Former Olympic rower James Cracknell reveals how he would survive and thrive in a muddy, challenging obstacle race..
I competed in the Tough Guy a few years back – and I guess the Marathon des Sables also counts (admittedly the mud there is slightly drier). Extreme obstacle races are famously gruelling and cold, so I’d ask yourself three key questions in preparation for the race:
1. Is your aim to compete or complete? If the answer is the former, you’re going to need to put in a lot of training to get yourself in the best possible position to nail a good time. If it’s the latter, you can probably take things a bit easier and look forward to ‘enjoying ’ a day in the mud.
2. Are you kitted out?You can count on the organisers doing what the Russians did with the snow at the Sochi Olympics and make things as wet and muddy as possible. You need to think about what you’re going to wear and buy some new kit – even though it will probably get ruined on the day. I’d go light. Choose material that wicks and dries quickly; avoid cotton or anything that soaks up water like a sponge.
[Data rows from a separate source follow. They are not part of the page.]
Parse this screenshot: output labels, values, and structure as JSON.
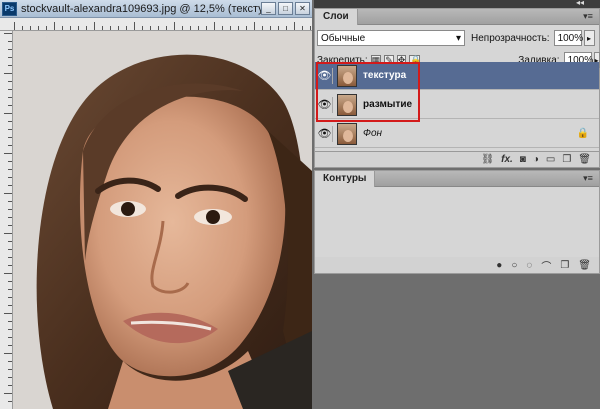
{
  "document": {
    "app_badge": "Ps",
    "title": "stockvault-alexandra109693.jpg @ 12,5% (текстур...",
    "minimize_glyph": "_",
    "restore_glyph": "□",
    "close_glyph": "✕"
  },
  "layers_panel": {
    "tab_label": "Слои",
    "blend_mode": "Обычные",
    "opacity_label": "Непрозрачность:",
    "opacity_value": "100%",
    "lock_label": "Закрепить:",
    "fill_label": "Заливка:",
    "fill_value": "100%",
    "layers": [
      {
        "name": "текстура",
        "selected": true
      },
      {
        "name": "размытие",
        "selected": false
      },
      {
        "name": "Фон",
        "selected": false
      }
    ],
    "footer_icons": [
      "link-icon",
      "fx-icon",
      "mask-icon",
      "adjustment-icon",
      "group-icon",
      "new-layer-icon",
      "trash-icon"
    ],
    "footer_fx": "fx."
  },
  "paths_panel": {
    "tab_label": "Контуры",
    "footer_icons": [
      "fill-path-icon",
      "stroke-path-icon",
      "selection-icon",
      "work-path-icon",
      "new-path-icon",
      "trash-icon"
    ]
  },
  "colors": {
    "selection": "#566b93",
    "highlight": "#d31a1a",
    "workspace": "#6e6e6e"
  }
}
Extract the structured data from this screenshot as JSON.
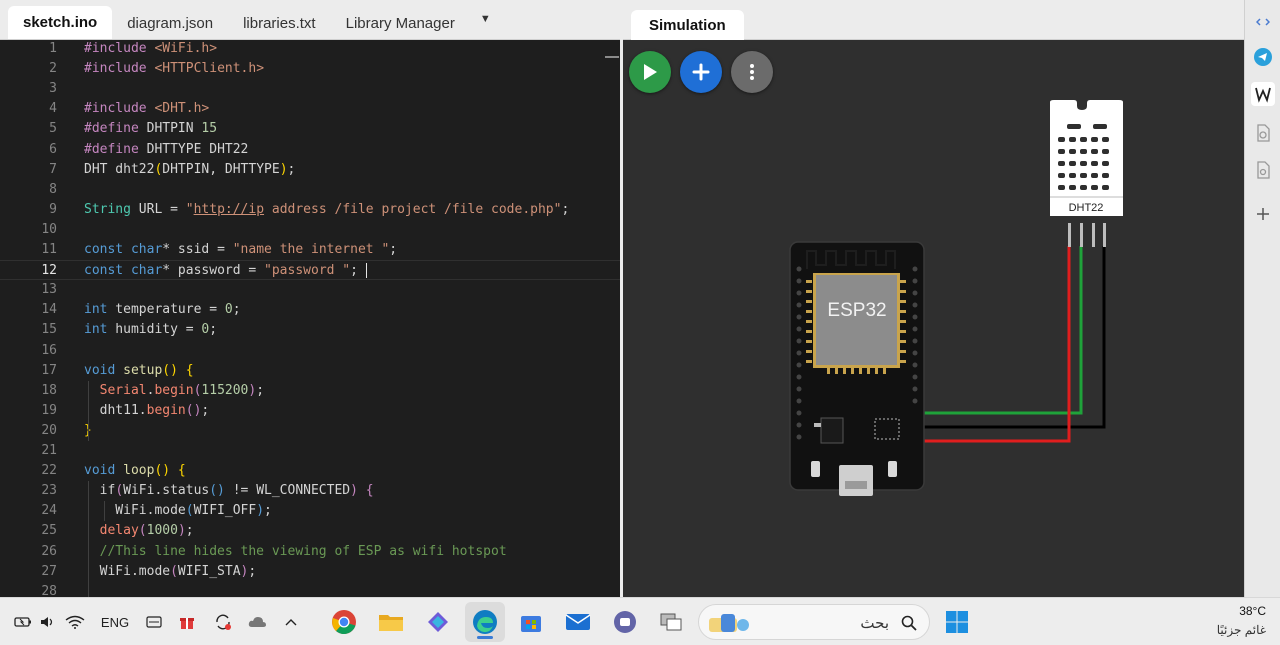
{
  "editor": {
    "tabs": [
      "sketch.ino",
      "diagram.json",
      "libraries.txt",
      "Library Manager"
    ],
    "current_line": 12,
    "code": [
      {
        "n": "1",
        "tokens": [
          [
            "p",
            "#include "
          ],
          [
            "s",
            "<WiFi.h>"
          ]
        ]
      },
      {
        "n": "2",
        "tokens": [
          [
            "p",
            "#include "
          ],
          [
            "s",
            "<HTTPClient.h>"
          ]
        ]
      },
      {
        "n": "3",
        "tokens": []
      },
      {
        "n": "4",
        "tokens": [
          [
            "p",
            "#include "
          ],
          [
            "s",
            "<DHT.h>"
          ]
        ]
      },
      {
        "n": "5",
        "tokens": [
          [
            "p",
            "#define "
          ],
          [
            "d",
            "DHTPIN "
          ],
          [
            "n",
            "15"
          ]
        ]
      },
      {
        "n": "6",
        "tokens": [
          [
            "p",
            "#define "
          ],
          [
            "d",
            "DHTTYPE DHT22"
          ]
        ]
      },
      {
        "n": "7",
        "tokens": [
          [
            "d",
            "DHT dht22"
          ],
          [
            "y",
            "("
          ],
          [
            "d",
            "DHTPIN, DHTTYPE"
          ],
          [
            "y",
            ")"
          ],
          [
            "d",
            ";"
          ]
        ]
      },
      {
        "n": "8",
        "tokens": []
      },
      {
        "n": "9",
        "tokens": [
          [
            "t",
            "String"
          ],
          [
            "d",
            " URL = "
          ],
          [
            "s",
            "\""
          ],
          [
            "su",
            "http://ip"
          ],
          [
            "s",
            " address /file project /file code.php\""
          ],
          [
            "d",
            ";"
          ]
        ]
      },
      {
        "n": "10",
        "tokens": []
      },
      {
        "n": "11",
        "tokens": [
          [
            "k",
            "const"
          ],
          [
            "d",
            " "
          ],
          [
            "k",
            "char"
          ],
          [
            "d",
            "* ssid = "
          ],
          [
            "s",
            "\"name the internet \""
          ],
          [
            "d",
            ";"
          ]
        ]
      },
      {
        "n": "12",
        "tokens": [
          [
            "k",
            "const"
          ],
          [
            "d",
            " "
          ],
          [
            "k",
            "char"
          ],
          [
            "d",
            "* password = "
          ],
          [
            "s",
            "\"password \""
          ],
          [
            "d",
            "; "
          ]
        ]
      },
      {
        "n": "13",
        "tokens": []
      },
      {
        "n": "14",
        "tokens": [
          [
            "k",
            "int"
          ],
          [
            "d",
            " temperature = "
          ],
          [
            "n",
            "0"
          ],
          [
            "d",
            ";"
          ]
        ]
      },
      {
        "n": "15",
        "tokens": [
          [
            "k",
            "int"
          ],
          [
            "d",
            " humidity = "
          ],
          [
            "n",
            "0"
          ],
          [
            "d",
            ";"
          ]
        ]
      },
      {
        "n": "16",
        "tokens": []
      },
      {
        "n": "17",
        "tokens": [
          [
            "k",
            "void"
          ],
          [
            "d",
            " "
          ],
          [
            "f",
            "setup"
          ],
          [
            "y",
            "() {"
          ]
        ]
      },
      {
        "n": "18",
        "tokens": [
          [
            "d",
            "  "
          ],
          [
            "r",
            "Serial"
          ],
          [
            "d",
            "."
          ],
          [
            "r",
            "begin"
          ],
          [
            "p",
            "("
          ],
          [
            "n",
            "115200"
          ],
          [
            "p",
            ")"
          ],
          [
            "d",
            ";"
          ]
        ]
      },
      {
        "n": "19",
        "tokens": [
          [
            "d",
            "  dht11."
          ],
          [
            "r",
            "begin"
          ],
          [
            "p",
            "()"
          ],
          [
            "d",
            ";"
          ]
        ]
      },
      {
        "n": "20",
        "tokens": [
          [
            "y",
            "}"
          ]
        ]
      },
      {
        "n": "21",
        "tokens": []
      },
      {
        "n": "22",
        "tokens": [
          [
            "k",
            "void"
          ],
          [
            "d",
            " "
          ],
          [
            "f",
            "loop"
          ],
          [
            "y",
            "() {"
          ]
        ]
      },
      {
        "n": "23",
        "tokens": [
          [
            "d",
            "  if"
          ],
          [
            "p",
            "("
          ],
          [
            "d",
            "WiFi.status"
          ],
          [
            "k",
            "()"
          ],
          [
            "d",
            " != WL_CONNECTED"
          ],
          [
            "p",
            ")"
          ],
          [
            "d",
            " "
          ],
          [
            "p",
            "{"
          ]
        ]
      },
      {
        "n": "24",
        "tokens": [
          [
            "d",
            "    WiFi.mode"
          ],
          [
            "k",
            "("
          ],
          [
            "d",
            "WIFI_OFF"
          ],
          [
            "k",
            ")"
          ],
          [
            "d",
            ";"
          ]
        ]
      },
      {
        "n": "25",
        "tokens": [
          [
            "d",
            "  "
          ],
          [
            "r",
            "delay"
          ],
          [
            "p",
            "("
          ],
          [
            "n",
            "1000"
          ],
          [
            "p",
            ")"
          ],
          [
            "d",
            ";"
          ]
        ]
      },
      {
        "n": "26",
        "tokens": [
          [
            "c",
            "  //This line hides the viewing of ESP as wifi hotspot"
          ]
        ]
      },
      {
        "n": "27",
        "tokens": [
          [
            "d",
            "  WiFi.mode"
          ],
          [
            "p",
            "("
          ],
          [
            "d",
            "WIFI_STA"
          ],
          [
            "p",
            ")"
          ],
          [
            "d",
            ";"
          ]
        ]
      },
      {
        "n": "28",
        "tokens": []
      }
    ]
  },
  "simulation": {
    "tab_label": "Simulation",
    "board_label": "ESP32",
    "sensor_label": "DHT22"
  },
  "taskbar": {
    "language": "ENG",
    "search_placeholder": "بحث",
    "temperature": "38°C",
    "weather_text": "غائم جزئيًا"
  },
  "colors": {
    "play": "#2d9a48",
    "add": "#1f6fd6",
    "more": "#6b6b6b",
    "wire_green": "#1fa33a",
    "wire_red": "#e01e1e",
    "wire_black": "#000000"
  }
}
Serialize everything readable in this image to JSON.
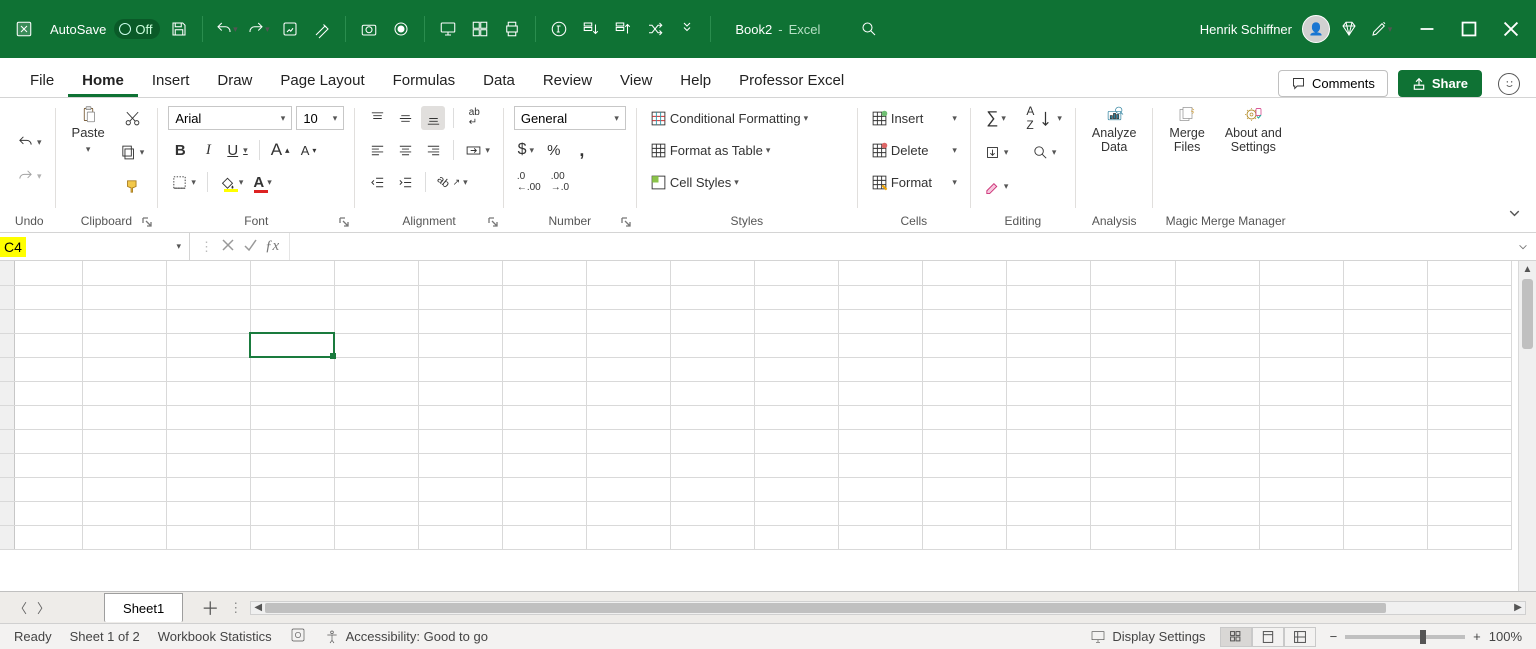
{
  "title": {
    "autosave": "AutoSave",
    "autosave_state": "Off",
    "doc": "Book2",
    "app": "Excel",
    "user": "Henrik Schiffner"
  },
  "menu": [
    "File",
    "Home",
    "Insert",
    "Draw",
    "Page Layout",
    "Formulas",
    "Data",
    "Review",
    "View",
    "Help",
    "Professor Excel"
  ],
  "menu_active": 1,
  "comments": "Comments",
  "share": "Share",
  "ribbon": {
    "undo": "Undo",
    "clipboard": {
      "paste": "Paste",
      "label": "Clipboard"
    },
    "font": {
      "name": "Arial",
      "size": "10",
      "label": "Font"
    },
    "alignment": {
      "label": "Alignment"
    },
    "number": {
      "format": "General",
      "label": "Number"
    },
    "styles": {
      "cond": "Conditional Formatting",
      "table": "Format as Table",
      "cell": "Cell Styles",
      "label": "Styles"
    },
    "cells": {
      "insert": "Insert",
      "delete": "Delete",
      "format": "Format",
      "label": "Cells"
    },
    "editing": {
      "label": "Editing"
    },
    "analysis": {
      "analyze": "Analyze Data",
      "label": "Analysis"
    },
    "magic": {
      "merge": "Merge Files",
      "settings": "About and Settings",
      "label": "Magic Merge Manager"
    }
  },
  "name_box": "C4",
  "sheet": {
    "name": "Sheet1"
  },
  "status": {
    "ready": "Ready",
    "sheets": "Sheet 1 of 2",
    "stats": "Workbook Statistics",
    "acc": "Accessibility: Good to go",
    "display": "Display Settings",
    "zoom": "100%"
  }
}
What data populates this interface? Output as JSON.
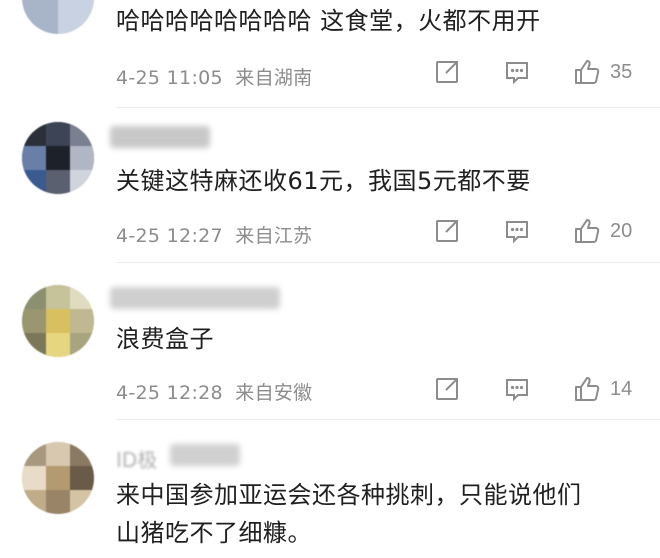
{
  "comments": [
    {
      "text": "哈哈哈哈哈哈哈哈  这食堂，火都不用开",
      "date": "4-25",
      "time": "11:05",
      "location": "来自湖南",
      "likes": "35"
    },
    {
      "text": "关键这特麻还收61元，我国5元都不要",
      "date": "4-25",
      "time": "12:27",
      "location": "来自江苏",
      "likes": "20"
    },
    {
      "text": "浪费盒子",
      "date": "4-25",
      "time": "12:28",
      "location": "来自安徽",
      "likes": "14"
    },
    {
      "username_partial": "ID极",
      "text_line1": "来中国参加亚运会还各种挑刺，只能说他们",
      "text_line2": "山猪吃不了细糠。"
    }
  ],
  "icons": {
    "repost": "repost-icon",
    "comment": "comment-icon",
    "like": "thumbs-up-icon"
  },
  "colors": {
    "meta_text": "#8c8c8c",
    "divider": "#ececec"
  }
}
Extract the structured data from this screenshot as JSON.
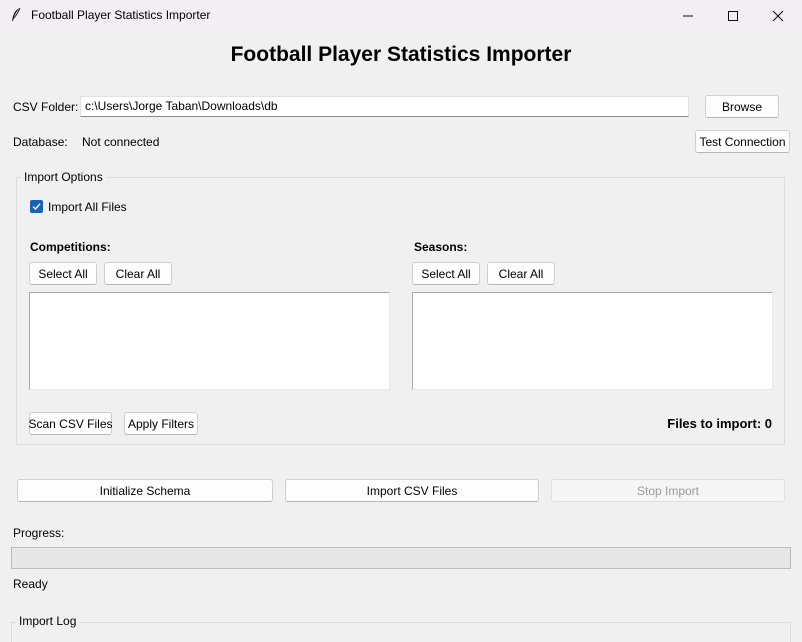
{
  "window": {
    "title": "Football Player Statistics Importer"
  },
  "header": {
    "title": "Football Player Statistics Importer"
  },
  "csv": {
    "label": "CSV Folder:",
    "path": "c:\\Users\\Jorge Taban\\Downloads\\db",
    "browse_label": "Browse"
  },
  "database": {
    "label": "Database:",
    "status": "Not connected",
    "test_label": "Test Connection"
  },
  "import_options": {
    "legend": "Import Options",
    "import_all_label": "Import All Files",
    "import_all_checked": true,
    "competitions": {
      "label": "Competitions:",
      "select_all": "Select All",
      "clear_all": "Clear All",
      "items": []
    },
    "seasons": {
      "label": "Seasons:",
      "select_all": "Select All",
      "clear_all": "Clear All",
      "items": []
    },
    "scan_label": "Scan CSV Files",
    "apply_label": "Apply Filters",
    "files_to_import": "Files to import: 0"
  },
  "actions": {
    "init_schema": "Initialize Schema",
    "import_csv": "Import CSV Files",
    "stop_import": "Stop Import",
    "stop_enabled": false
  },
  "progress": {
    "label": "Progress:",
    "value": 0,
    "status": "Ready"
  },
  "log": {
    "legend": "Import Log"
  },
  "colors": {
    "accent": "#1a62b6",
    "window_bg": "#f0f0f0",
    "titlebar_bg": "#f3eef4"
  }
}
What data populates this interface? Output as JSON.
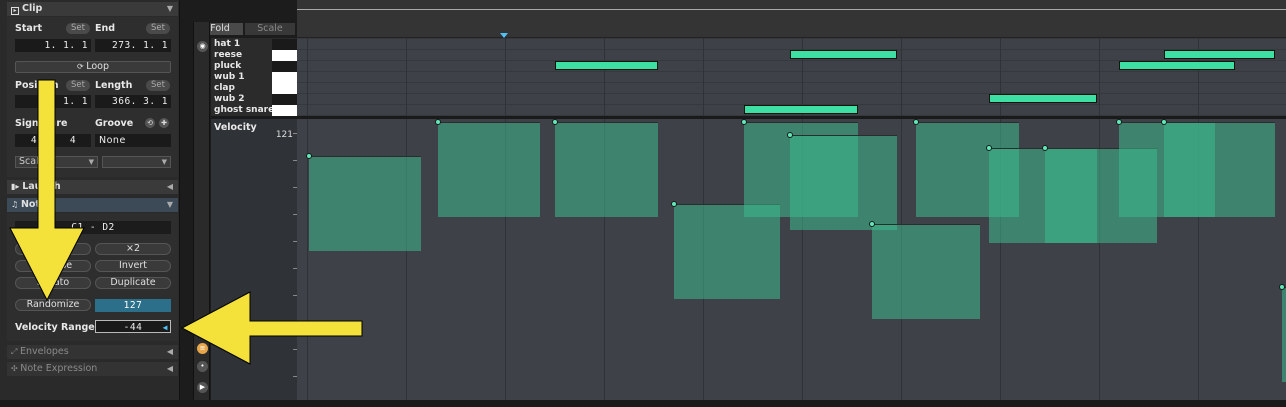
{
  "clip": {
    "header": "Clip",
    "start_label": "Start",
    "end_label": "End",
    "set_label": "Set",
    "start_value": "1.   1.   1",
    "end_value": "273.   1.   1",
    "loop_label": "Loop",
    "position_label": "Position",
    "length_label": "Length",
    "position_value": "1.   1.   1",
    "length_value": "366.   3.   1",
    "signature_label": "Signature",
    "groove_label": "Groove",
    "sig_num": "4",
    "sig_den": "4",
    "groove_value": "None",
    "scale_label": "Scale"
  },
  "launch": {
    "header": "Launch"
  },
  "notes": {
    "header": "Notes",
    "range_value": "C1 - D2",
    "half_label": "÷2",
    "double_label": "×2",
    "reverse_label": "Reverse",
    "invert_label": "Invert",
    "legato_label": "Legato",
    "duplicate_label": "Duplicate",
    "randomize_label": "Randomize",
    "randomize_value": "127",
    "velocity_range_label": "Velocity Range",
    "velocity_range_value": "-44"
  },
  "envelopes": {
    "header": "Envelopes"
  },
  "note_expression": {
    "header": "Note Expression"
  },
  "editor": {
    "fold_label": "Fold",
    "scale_label": "Scale",
    "velocity_label": "Velocity",
    "velocity_max": "121",
    "lanes": [
      {
        "name": "hat 1",
        "color": "#1a1a1a"
      },
      {
        "name": "reese",
        "color": "#ffffff"
      },
      {
        "name": "pluck",
        "color": "#1a1a1a"
      },
      {
        "name": "wub 1",
        "color": "#ffffff"
      },
      {
        "name": "clap",
        "color": "#ffffff"
      },
      {
        "name": "wub 2",
        "color": "#1a1a1a"
      },
      {
        "name": "ghost snare",
        "color": "#ffffff"
      }
    ]
  },
  "colors": {
    "note": "#3de0a2",
    "velocity_bar": "#3db98c",
    "accent_blue": "#2b6f8a",
    "annotation_arrow": "#f4e23a"
  }
}
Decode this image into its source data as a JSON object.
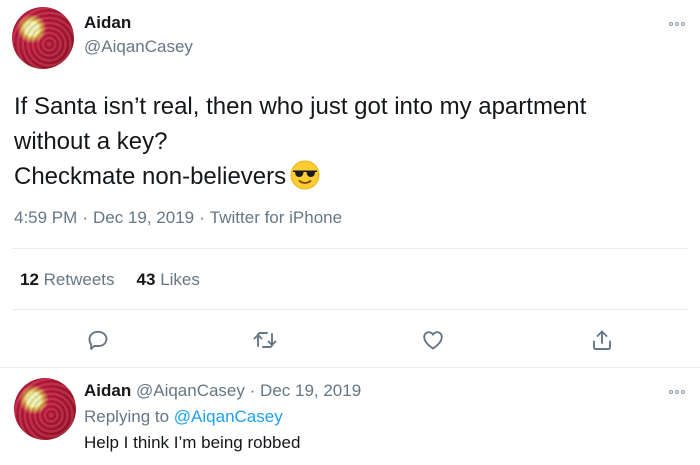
{
  "tweet": {
    "author": {
      "name": "Aidan",
      "handle": "@AiqanCasey"
    },
    "text_lines": [
      "If Santa isn’t real, then who just got into my apartment",
      "without a key?",
      "Checkmate non-believers"
    ],
    "emoji": "smiling-face-with-sunglasses",
    "time": "4:59 PM",
    "date": "Dec 19, 2019",
    "source": "Twitter for iPhone",
    "separator": "·",
    "stats": {
      "retweets_count": "12",
      "retweets_label": "Retweets",
      "likes_count": "43",
      "likes_label": "Likes"
    },
    "actions": [
      "reply-icon",
      "retweet-icon",
      "like-icon",
      "share-icon"
    ]
  },
  "reply": {
    "author": {
      "name": "Aidan",
      "handle": "@AiqanCasey"
    },
    "separator": "·",
    "date": "Dec 19, 2019",
    "replying_to_label": "Replying to",
    "replying_to_handle": "@AiqanCasey",
    "text": "Help I think I’m being robbed"
  },
  "colors": {
    "text": "#14171a",
    "secondary": "#657786",
    "link": "#1da1f2",
    "divider": "#e6ecf0",
    "icon": "#657786"
  }
}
As for trainers, take a look at the course on the event website and perhaps invest in a pair of off-road/adventure racing shoes which have drainage built in. These allow any water you plough through to escape rather than accompanying you for the rest of the course.
3. Are you prepared to get soaked? It sounds obvious, but you can’t do obstacle courses like Tough Mudder without getting covered, head to. So, when the gun goes, get stuck in from the start. Don’t try to avoid getting wet and muddy at the first obstacle; in these events, ‘clean’ is always temporary.
How to train:
1. The advantage of developing a decent 10km pace will be a massive benefit. Focus on doing plenty of interval training, and mix it up with threshold and lactate tolerance sessions to get your body used to working hard and coping with the pleasure that is lactic acid.
2. Run off-road. It isn’t going to be on a track or nicely paved pathway, so why train on those surfaces?
3. Hill sprints will get your body used to squelching through tough ground.
4. Train with a weights vest and ankle weights so you’re not surprised by having to race in heavy kit. Just build up the distances/intensity with the added weight slowly.
James is a double Olympic gold medallist. He has rowed across the Atlantic, raced to the South Pole and run the Marathon des Sables. He is the brand ambassador for ActiVeman nutrition range bio-synergy.co.uk.